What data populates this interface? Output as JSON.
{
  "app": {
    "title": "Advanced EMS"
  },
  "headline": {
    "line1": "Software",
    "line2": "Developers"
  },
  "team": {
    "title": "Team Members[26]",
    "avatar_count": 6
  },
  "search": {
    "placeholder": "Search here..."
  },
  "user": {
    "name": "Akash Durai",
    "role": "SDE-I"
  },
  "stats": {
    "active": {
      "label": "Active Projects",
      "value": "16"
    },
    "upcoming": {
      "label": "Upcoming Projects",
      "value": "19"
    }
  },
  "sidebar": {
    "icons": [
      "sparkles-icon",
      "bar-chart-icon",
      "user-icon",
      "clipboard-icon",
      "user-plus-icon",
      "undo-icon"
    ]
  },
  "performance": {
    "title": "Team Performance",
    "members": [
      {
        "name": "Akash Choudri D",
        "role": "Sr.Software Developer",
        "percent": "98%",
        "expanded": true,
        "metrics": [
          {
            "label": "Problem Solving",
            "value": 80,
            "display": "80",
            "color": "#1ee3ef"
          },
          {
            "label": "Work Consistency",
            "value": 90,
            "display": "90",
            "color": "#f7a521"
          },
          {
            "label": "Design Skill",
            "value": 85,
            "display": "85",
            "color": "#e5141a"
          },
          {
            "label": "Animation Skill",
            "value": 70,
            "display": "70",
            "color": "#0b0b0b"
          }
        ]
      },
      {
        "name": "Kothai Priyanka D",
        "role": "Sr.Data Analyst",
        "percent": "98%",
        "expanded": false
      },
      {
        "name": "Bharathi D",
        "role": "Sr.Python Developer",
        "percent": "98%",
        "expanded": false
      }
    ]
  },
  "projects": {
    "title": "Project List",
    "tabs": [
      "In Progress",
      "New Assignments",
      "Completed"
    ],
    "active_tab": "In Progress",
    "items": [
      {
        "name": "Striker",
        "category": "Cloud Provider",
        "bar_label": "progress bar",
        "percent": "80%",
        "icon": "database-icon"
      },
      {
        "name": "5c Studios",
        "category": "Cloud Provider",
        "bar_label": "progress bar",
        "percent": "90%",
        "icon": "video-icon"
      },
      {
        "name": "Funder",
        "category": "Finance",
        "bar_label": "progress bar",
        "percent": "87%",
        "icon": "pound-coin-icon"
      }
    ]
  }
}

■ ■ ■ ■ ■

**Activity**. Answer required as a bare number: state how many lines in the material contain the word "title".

**Task output**. 4